October 8, 2014
Prairie View A&M University

The College of Business recently welcomed Ndaba Mandela, the grandson of Nelson Mandela, rounding out a week of International events exposing students to cultural globalization. The younger Mandela spoke about his numerous accomplishments as an entrepreneur and organizational leader and addressed African stereotypes.

Mandela opened his speech by detailing a particular incident that sparked his desire to start his own outreach organization.

According to Mandela, while visiting Disney World, a gentleman asked him, “Where are you from?” Once the gentleman learned Mandela was from Africa, he asked him, “How big do the lions get there?” Once again, Mandela was jarred by the “TV effect” – many people living outside of Africa have a perception of Africa based solely on the things that they have seen on (American) TV. But not every place in Africa is a jungle or safari. Africa has skyscrapers, education centers, urbanized cities and beautiful landscapes that do not involve lions, tigers or bears.

While this encounter may have seemed like a minor irritation to many, Mandela and his cousin were inspired to launch Africa Rising. Since 2009, the organization not only addresses how to shed the stereotypes and shine a new light on Africa, but it does important outreach work by engaging youth throughout the poorest parts of Africa through education. The organization also builds resource centers that afford community members the opportunity to use technology and have access to different information.

While not running his flagship organization, Africa Rising, Mandela is heavily involved in another program called “The African Dream.” The purpose of this program is to bring together influential people to talk about, debate and clearly define what the African Dream is so that African can make informed choice about business, entrepreneurship and investment.
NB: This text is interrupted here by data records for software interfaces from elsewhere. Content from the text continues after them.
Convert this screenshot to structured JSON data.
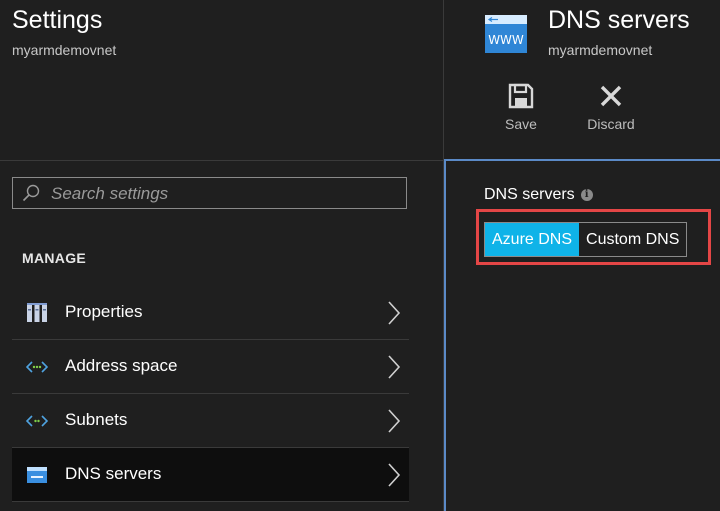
{
  "settings_blade": {
    "title": "Settings",
    "subtitle": "myarmdemovnet",
    "search": {
      "placeholder": "Search settings"
    },
    "section_label": "MANAGE",
    "menu": [
      {
        "label": "Properties",
        "icon": "properties-icon"
      },
      {
        "label": "Address space",
        "icon": "address-space-icon"
      },
      {
        "label": "Subnets",
        "icon": "subnets-icon"
      },
      {
        "label": "DNS servers",
        "icon": "dns-servers-icon",
        "selected": true
      }
    ]
  },
  "dns_blade": {
    "title": "DNS servers",
    "subtitle": "myarmdemovnet",
    "icon": "www-icon",
    "commands": {
      "save_label": "Save",
      "discard_label": "Discard"
    },
    "field_label": "DNS servers",
    "toggle": {
      "options": [
        "Azure DNS",
        "Custom DNS"
      ],
      "selected": "Azure DNS"
    }
  },
  "colors": {
    "background": "#1f1f1f",
    "accent": "#0fb3e8",
    "highlight": "#e44646",
    "active_border": "#5b8ac7"
  }
}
Mandela closed by encouraging students to define their own dreams. He implored everyone in attendance to use the platform given to them as educated African Americans to make a difference in the lives of others by becoming mentors for African children.

-Andetria Poole